* **About this task**: Please write out every record below exactly as it stands.

* **Input data**:
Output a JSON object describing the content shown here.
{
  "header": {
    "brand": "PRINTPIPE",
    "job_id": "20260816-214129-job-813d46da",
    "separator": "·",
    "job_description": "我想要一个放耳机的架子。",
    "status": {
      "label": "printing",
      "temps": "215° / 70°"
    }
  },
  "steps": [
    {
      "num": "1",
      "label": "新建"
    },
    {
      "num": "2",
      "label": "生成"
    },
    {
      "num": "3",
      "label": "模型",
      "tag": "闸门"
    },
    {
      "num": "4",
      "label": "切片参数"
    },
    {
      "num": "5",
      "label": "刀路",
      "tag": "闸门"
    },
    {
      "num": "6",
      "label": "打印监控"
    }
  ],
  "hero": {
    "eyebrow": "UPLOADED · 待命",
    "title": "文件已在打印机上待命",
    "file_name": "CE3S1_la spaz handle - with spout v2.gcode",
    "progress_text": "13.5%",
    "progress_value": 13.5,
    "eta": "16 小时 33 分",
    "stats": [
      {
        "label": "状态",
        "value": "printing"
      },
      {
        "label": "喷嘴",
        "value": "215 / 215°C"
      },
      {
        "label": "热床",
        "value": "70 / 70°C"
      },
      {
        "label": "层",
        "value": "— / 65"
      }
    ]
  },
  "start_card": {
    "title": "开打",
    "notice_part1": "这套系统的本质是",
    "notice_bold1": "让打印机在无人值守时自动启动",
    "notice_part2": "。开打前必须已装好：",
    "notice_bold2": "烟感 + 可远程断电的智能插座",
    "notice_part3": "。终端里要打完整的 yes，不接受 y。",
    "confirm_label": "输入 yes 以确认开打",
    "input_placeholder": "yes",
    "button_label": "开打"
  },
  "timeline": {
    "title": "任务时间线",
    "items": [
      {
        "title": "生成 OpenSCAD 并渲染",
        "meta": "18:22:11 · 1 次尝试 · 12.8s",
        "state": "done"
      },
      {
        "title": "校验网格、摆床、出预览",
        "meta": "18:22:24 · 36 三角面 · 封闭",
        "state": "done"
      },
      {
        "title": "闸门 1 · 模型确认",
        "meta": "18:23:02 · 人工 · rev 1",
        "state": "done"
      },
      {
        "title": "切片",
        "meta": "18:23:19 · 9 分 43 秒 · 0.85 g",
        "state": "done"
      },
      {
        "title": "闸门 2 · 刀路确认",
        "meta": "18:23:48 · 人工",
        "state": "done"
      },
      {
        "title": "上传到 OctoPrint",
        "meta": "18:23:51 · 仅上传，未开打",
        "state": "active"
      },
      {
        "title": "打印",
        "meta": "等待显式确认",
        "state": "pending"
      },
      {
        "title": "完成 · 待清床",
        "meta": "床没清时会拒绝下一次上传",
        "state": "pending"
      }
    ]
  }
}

* **Response**:
Output a JSON object describing the content shown here.
{
  "header": {
    "brand": "PRINTPIPE",
    "job_id": "20260816-214129-job-813d46da",
    "separator": "·",
    "job_description": "我想要一个放耳机的架子。",
    "status": {
      "label": "printing",
      "temps": "215° / 70°"
    }
  },
  "steps": [
    {
      "num": "1",
      "label": "新建"
    },
    {
      "num": "2",
      "label": "生成"
    },
    {
      "num": "3",
      "label": "模型",
      "tag": "闸门"
    },
    {
      "num": "4",
      "label": "切片参数"
    },
    {
      "num": "5",
      "label": "刀路",
      "tag": "闸门"
    },
    {
      "num": "6",
      "label": "打印监控"
    }
  ],
  "hero": {
    "eyebrow": "UPLOADED · 待命",
    "title": "文件已在打印机上待命",
    "file_name": "CE3S1_la spaz handle - with spout v2.gcode",
    "progress_text": "13.5%",
    "progress_value": 13.5,
    "eta": "16 小时 33 分",
    "stats": [
      {
        "label": "状态",
        "value": "printing"
      },
      {
        "label": "喷嘴",
        "value": "215 / 215°C"
      },
      {
        "label": "热床",
        "value": "70 / 70°C"
      },
      {
        "label": "层",
        "value": "— / 65"
      }
    ]
  },
  "start_card": {
    "title": "开打",
    "notice_part1": "这套系统的本质是",
    "notice_bold1": "让打印机在无人值守时自动启动",
    "notice_part2": "。开打前必须已装好：",
    "notice_bold2": "烟感 + 可远程断电的智能插座",
    "notice_part3": "。终端里要打完整的 yes，不接受 y。",
    "confirm_label": "输入 yes 以确认开打",
    "input_placeholder": "yes",
    "button_label": "开打"
  },
  "timeline": {
    "title": "任务时间线",
    "items": [
      {
        "title": "生成 OpenSCAD 并渲染",
        "meta": "18:22:11 · 1 次尝试 · 12.8s",
        "state": "done"
      },
      {
        "title": "校验网格、摆床、出预览",
        "meta": "18:22:24 · 36 三角面 · 封闭",
        "state": "done"
      },
      {
        "title": "闸门 1 · 模型确认",
        "meta": "18:23:02 · 人工 · rev 1",
        "state": "done"
      },
      {
        "title": "切片",
        "meta": "18:23:19 · 9 分 43 秒 · 0.85 g",
        "state": "done"
      },
      {
        "title": "闸门 2 · 刀路确认",
        "meta": "18:23:48 · 人工",
        "state": "done"
      },
      {
        "title": "上传到 OctoPrint",
        "meta": "18:23:51 · 仅上传，未开打",
        "state": "active"
      },
      {
        "title": "打印",
        "meta": "等待显式确认",
        "state": "pending"
      },
      {
        "title": "完成 · 待清床",
        "meta": "床没清时会拒绝下一次上传",
        "state": "pending"
      }
    ]
  }
}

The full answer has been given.